It’s easier to schedule your time the way you want to. You get an option to work in a time zone more to your comfort, as some people find working early morning suitable while others work more efficiently during evenings. You also have a complete control over on how much money you can make.

“I work at the convenience of my own home.”
If you stay at home and work, you will figure out how much you can save on conveyance, right? You even get to save on gasoline if you drive a car to work otherwise. If that’s not enough, then remember that you have all the access to your fridge and hog on your yummy snacks. Yay, food!

“I get to experiment with my skills and work on my creativity!”
Experimenting on your skills and wanting to come up with something new when working in a company is quite limited because it’s just too risky. Of course, freelancing gives you enough space to discover your talents and work on improving them!

“I work on an individual basis!”
This is optional, but it’s an important facet to consider if you don’t mind working alone. Individuals who work well under pressure may find freelancing a great idea and a big challenge because they take on all responsibilities for every project.


“My job is unstable, my time management is unstable and I really think my mind is unstable as well. Am I really hearing voices?”
There may come a month when you’re loaded with too much work – money will flow and you can have anything you want! Working overtime, however, can be stressful, especially when you’re taking on a lot of projects. But then there will be times on which you can’t even pay your bills. You don’t know when your next paycheck is coming, and then you get to wave…uhh, bye-bye to your food. Bottom line: your brain never stops working, either way. Slowly, you’re turning into a zombie without you realizing it.

“Way. Too. Much. Pressure.”
You are your own boss, remember? If you aren’t able to do a project by yourself because of your lack of motivation or capacity, there is no one to help you. You’re on your own, bud.

“Easily distracted? Good luck.”
Not working in an office can really make your mind wander. Working when no one’s keeping an eye on you could make you take long breaks, which often results in losing clients and submitting your projects quite later than the deadline.

“I’m so lonely…”
If you’re that type of person who can’t live without company, then you’ll probably be having a hard time being a freelancer. The cost of being free is… well, you’re oftentimes on your own.

So, do you think you can make it as a freelancer? Well, it’s probably best if I end this piece with Malou’s sage freelancing advice: “You have to have guts to be a freelancer and smart enough to know if you can handle it. Because if you do, it can be a piece of cake.”

Because even in freelancing, we still talk about food.

Photo by Martin Espino

Glory Moralidad founded Bata Ako Ph, which aims to bring back the lost art of storytelling to children.
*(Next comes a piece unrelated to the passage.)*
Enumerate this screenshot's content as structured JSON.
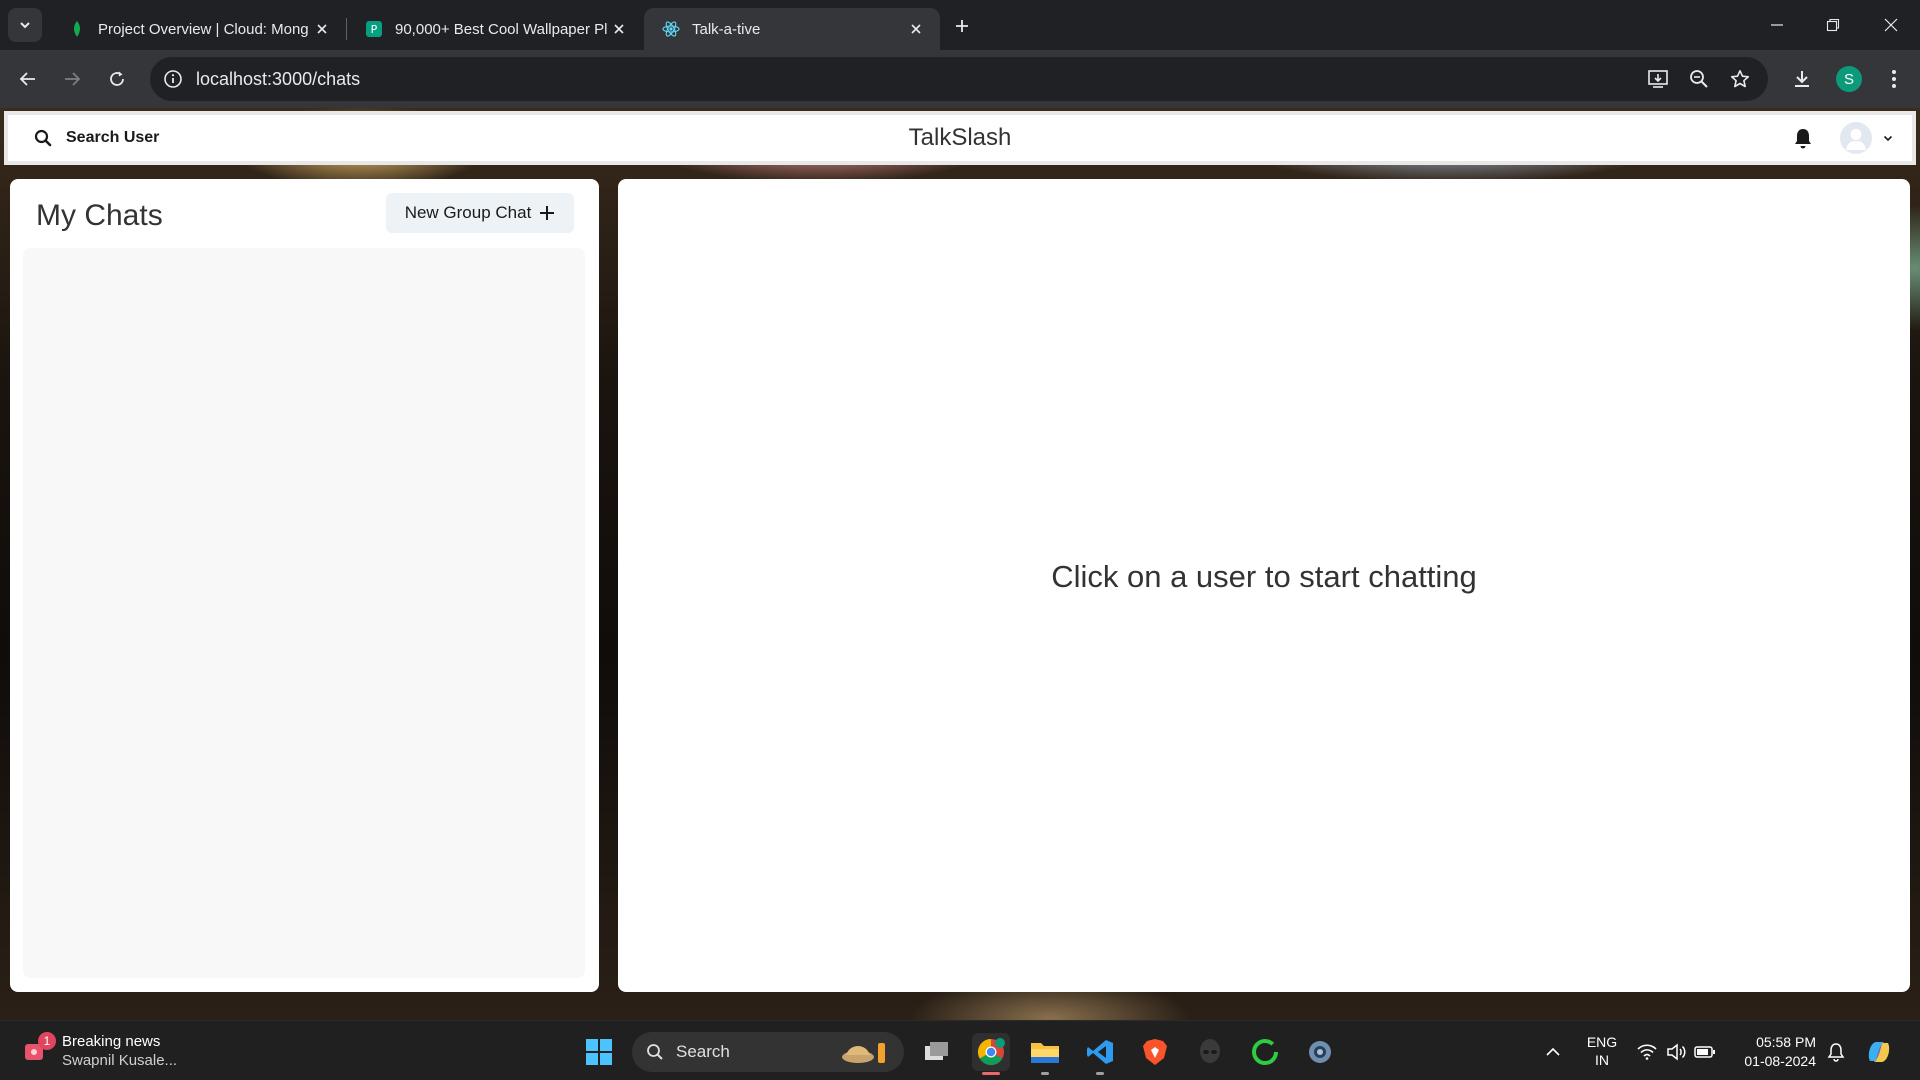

She has also been nominated and awarded for her work on various children's books.